Do you have a business plan?
If not, do you have a niggling feeling that you should have a proper, written plan for your business but the very thought of writing it makes you break out in cold sweat? No need to worry – business plans are not really that difficult to write.
The 5 Questions Business Plan Needs To Answer
Whether it’s a business plan for a brand-new venture, a supporting document for a loan application or a plan you want to use in running your business to keep yourself on track and accountable, it needs to address key questions relating to your business. These questions can be roughly grouped as follows:
What is your business idea? What products or services do you provide? What benefits do you offer to your potential customers?
Why do you offer that particular product or service? Why will it sell?
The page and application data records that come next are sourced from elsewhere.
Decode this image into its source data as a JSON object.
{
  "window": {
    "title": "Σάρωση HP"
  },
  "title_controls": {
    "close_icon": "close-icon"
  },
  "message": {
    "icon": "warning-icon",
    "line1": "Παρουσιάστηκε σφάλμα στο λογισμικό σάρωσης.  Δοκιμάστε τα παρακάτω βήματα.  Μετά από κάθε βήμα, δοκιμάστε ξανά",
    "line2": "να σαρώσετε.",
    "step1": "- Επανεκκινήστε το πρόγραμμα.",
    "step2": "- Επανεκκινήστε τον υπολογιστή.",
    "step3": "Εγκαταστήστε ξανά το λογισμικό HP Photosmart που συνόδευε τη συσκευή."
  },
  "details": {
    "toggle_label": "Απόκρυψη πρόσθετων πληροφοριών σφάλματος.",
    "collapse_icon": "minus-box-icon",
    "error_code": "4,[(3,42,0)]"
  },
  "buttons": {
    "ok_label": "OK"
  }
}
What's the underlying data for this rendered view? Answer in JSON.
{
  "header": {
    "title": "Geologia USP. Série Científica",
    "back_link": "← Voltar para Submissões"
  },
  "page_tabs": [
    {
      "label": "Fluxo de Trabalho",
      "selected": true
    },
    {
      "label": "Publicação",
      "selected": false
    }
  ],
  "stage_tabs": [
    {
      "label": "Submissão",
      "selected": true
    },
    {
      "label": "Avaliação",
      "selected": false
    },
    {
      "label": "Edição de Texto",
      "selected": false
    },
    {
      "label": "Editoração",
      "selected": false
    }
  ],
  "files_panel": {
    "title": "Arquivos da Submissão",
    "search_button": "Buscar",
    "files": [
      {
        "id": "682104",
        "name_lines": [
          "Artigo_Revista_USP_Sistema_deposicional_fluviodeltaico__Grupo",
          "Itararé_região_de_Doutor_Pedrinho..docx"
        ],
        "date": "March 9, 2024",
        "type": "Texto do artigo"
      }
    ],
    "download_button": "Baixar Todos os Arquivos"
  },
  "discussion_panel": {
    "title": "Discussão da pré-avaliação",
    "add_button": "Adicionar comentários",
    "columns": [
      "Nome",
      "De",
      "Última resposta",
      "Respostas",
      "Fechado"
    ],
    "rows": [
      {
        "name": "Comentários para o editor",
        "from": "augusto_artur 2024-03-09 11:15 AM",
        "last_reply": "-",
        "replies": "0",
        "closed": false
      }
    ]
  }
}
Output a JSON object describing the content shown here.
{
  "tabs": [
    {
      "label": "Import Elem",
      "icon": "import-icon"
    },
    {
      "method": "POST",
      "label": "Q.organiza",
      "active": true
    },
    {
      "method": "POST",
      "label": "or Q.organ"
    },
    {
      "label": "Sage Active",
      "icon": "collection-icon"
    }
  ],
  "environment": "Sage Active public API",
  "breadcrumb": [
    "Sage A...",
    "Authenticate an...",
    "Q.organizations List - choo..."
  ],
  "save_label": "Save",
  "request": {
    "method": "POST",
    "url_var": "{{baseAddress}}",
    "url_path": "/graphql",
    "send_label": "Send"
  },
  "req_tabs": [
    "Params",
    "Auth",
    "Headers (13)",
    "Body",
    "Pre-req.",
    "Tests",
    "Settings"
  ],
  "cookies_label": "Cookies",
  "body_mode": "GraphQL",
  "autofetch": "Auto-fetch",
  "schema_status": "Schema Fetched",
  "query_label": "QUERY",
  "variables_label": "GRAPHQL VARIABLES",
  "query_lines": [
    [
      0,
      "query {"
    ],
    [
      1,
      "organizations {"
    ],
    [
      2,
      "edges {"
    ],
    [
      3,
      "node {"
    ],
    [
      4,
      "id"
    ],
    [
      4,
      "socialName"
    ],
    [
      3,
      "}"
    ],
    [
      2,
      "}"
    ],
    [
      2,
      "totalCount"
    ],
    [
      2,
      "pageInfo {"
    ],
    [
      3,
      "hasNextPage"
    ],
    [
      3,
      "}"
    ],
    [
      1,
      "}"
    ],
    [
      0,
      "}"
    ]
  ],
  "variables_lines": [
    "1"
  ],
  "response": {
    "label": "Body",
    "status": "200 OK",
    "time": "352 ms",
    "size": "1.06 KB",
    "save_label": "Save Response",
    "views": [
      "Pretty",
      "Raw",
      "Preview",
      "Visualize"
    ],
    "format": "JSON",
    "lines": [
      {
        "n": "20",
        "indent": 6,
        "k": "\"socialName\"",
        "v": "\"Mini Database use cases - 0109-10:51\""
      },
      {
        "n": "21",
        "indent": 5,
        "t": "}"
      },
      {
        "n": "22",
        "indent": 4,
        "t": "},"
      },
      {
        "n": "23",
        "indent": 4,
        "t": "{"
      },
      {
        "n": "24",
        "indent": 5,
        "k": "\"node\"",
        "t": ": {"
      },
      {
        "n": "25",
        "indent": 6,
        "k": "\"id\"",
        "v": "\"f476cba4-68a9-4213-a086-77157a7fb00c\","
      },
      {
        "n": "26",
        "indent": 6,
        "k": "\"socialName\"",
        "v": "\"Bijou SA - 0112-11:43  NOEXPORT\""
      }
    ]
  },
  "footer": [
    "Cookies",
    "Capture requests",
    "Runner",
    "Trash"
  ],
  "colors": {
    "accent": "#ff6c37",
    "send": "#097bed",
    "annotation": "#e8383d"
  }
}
Why would people buy from you and not from someone else?
How are you going to deliver your products / services? How does your particular market work in terms of marketing, distributions channels etc.?
Who is going to do what in order to deliver your products or services? Is it just you? Do you outsource certain tasks? Is there a team? What are the roles and their responsibilities?
- How much?
How much money are you expecting your business to make? How much do you need to invest? How much do you need to borrow, if anything? When will your business break even? How much of a profit margin are you expecting? What is your cash flow going to look like?
This is where you talk about your business numbers so you need to include a set of cash flow and other relevant financial projections.
In a nutshell, as a business owner, you need to be crystal-clear about what and why you want to do, how you’re going to do it, who is going to do what, and how much money it’s going to make. This is exactly what a business plan needs to demonstrate!
What Else Does Your Business Plan Need?
The above list of questions in each category is definitely not exhaustive as all businesses and their circumstances are different. It should, however, give you a pretty good idea of what your business plan needs to cover as a minimum.
If a purpose of your business plan is to apply for a loan, you may need to include some information regarding your relevant market context, e.g. information on market trends, overall sales volumes, prevailing prices, your potential competitors and so on. The reason for this is to make sure that your sales projections are in line with what could be reasonably expected. It may sound obvious but, for instance, it wouldn’t make much sense to predict increasing sales volumes of car accessories if the level of car ownership was going down etc.
Once your business plan is written up, don’t treat it as cast in stone. Things change over time so make sure that you keep revisiting your plan to check whether you’re still on track. If your business performance is not as expected, you can use your plan to help you decide what actions you need to take. Sometimes, the solution will be to change how you go about things in your business. In some instances, the original plan may have been overly optimistic, in which case you’ll need to revise it to more realistic levels.
If you’d like more detailed advice on writing a business plan, email me on firstname.lastname@example.org and we’ll have a chat to see how I could assist you.